Over the years since this experience, I have learned many different languages to describe what was happening to me. From LDS scriptures, books on philosophy, principles of yoga and other eastern philosophies, feminist theory, and other schools of thought I have found a connecting thread that points to a different definition of authority and leadership than the one that our church and our world currently embrace. In this post I have used my language to describe my own experience. In my subsequent posts I will use some of the other languages and thoughts I have found through my studies to present this new definition of leadership and authority.
In my own familiar Mormon language, this Doctrine and Covenants scripture caught my attention over a year ago. D&C 1:19-20 reads:
“The weak things of the world shall come forth and break down the mighty and strong ones, that man should not counsel his fellow man, neither trust in the arm of flesh—
But that every man might speak in the name of God, the Lord, even the Savior of the world.”
This passage jumped out at me because of its resemblance to my new understanding of authority. Yet it doesn’t at all resemble the church that I have come to know, a church that was founded by the very man who wrote these words down. It appears that Joseph Smith envisioned a world where authority was internal, not external.
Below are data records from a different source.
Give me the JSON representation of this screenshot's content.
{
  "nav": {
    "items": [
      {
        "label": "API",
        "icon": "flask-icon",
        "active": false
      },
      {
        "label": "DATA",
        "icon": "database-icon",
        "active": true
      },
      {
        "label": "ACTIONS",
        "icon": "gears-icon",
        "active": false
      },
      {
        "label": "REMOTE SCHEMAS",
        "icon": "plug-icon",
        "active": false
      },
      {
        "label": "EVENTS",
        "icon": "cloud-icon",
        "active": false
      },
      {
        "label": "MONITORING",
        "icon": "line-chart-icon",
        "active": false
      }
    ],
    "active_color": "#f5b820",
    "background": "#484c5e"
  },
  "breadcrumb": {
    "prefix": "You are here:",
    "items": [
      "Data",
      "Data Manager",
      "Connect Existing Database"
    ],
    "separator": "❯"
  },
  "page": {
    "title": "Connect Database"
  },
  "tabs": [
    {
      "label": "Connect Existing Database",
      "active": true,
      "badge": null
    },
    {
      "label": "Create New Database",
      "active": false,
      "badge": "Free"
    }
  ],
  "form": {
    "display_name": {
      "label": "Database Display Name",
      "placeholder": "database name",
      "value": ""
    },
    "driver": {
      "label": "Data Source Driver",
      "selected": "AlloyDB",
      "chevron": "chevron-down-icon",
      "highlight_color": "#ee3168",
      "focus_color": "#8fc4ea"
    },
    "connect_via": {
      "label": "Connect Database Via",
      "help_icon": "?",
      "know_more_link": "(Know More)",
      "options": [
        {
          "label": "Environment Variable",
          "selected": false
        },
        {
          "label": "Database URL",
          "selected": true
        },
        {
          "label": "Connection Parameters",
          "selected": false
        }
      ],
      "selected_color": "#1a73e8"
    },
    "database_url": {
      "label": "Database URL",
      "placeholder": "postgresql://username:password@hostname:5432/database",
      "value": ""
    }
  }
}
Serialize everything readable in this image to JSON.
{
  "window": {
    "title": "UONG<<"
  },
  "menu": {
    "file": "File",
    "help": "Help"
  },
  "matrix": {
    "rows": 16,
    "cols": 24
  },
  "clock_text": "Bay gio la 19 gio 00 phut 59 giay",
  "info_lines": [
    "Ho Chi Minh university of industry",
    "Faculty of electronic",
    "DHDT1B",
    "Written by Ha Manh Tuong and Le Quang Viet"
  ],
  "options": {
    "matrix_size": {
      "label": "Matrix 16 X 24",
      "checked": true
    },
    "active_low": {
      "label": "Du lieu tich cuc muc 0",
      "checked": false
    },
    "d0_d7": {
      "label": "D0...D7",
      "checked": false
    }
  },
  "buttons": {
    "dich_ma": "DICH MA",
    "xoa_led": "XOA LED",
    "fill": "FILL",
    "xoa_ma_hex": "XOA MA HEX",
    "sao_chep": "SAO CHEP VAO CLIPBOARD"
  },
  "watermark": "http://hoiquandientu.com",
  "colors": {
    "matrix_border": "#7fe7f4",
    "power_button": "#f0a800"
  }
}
He saw leadership as something that arose from the “weak things,” the marginalized, subjugated people of the earth, to overthrow the “mighty and strong ones,” the established and entrenched leadership.
I had read this scripture many times before, but the thing that really grabbed me this time reading it was the idea that “every man might speak in the name of God.” My mind went back to that fleeting thought that caused a grand explosion for me: “Maybe the prophet has no more authority to speak for God than I do.” How many times have I been told that I am “missing the mark,” “steadying the ark,” “thinking you know better the prophet,” because I have claimed this authority, because I have rejected those things that the prophets have said that don’t align with my conscience? Yet the very church that produced these criticisms of my internal authority was founded on the principle of individual divine authority that will evolve to overthrow the establishment of external authority. The foundation of the church is built on the ability of every single person to speak in the name of God. I believe the evolutionary progress of humankind requires each of us to develop that internal authority and to reject external authority.
I will continue with these thoughts in my blog posts over the next few months. What do you think? What has been your experience challenging authority? Does this D&C scripture align with your experience and your understanding of authority and leadership?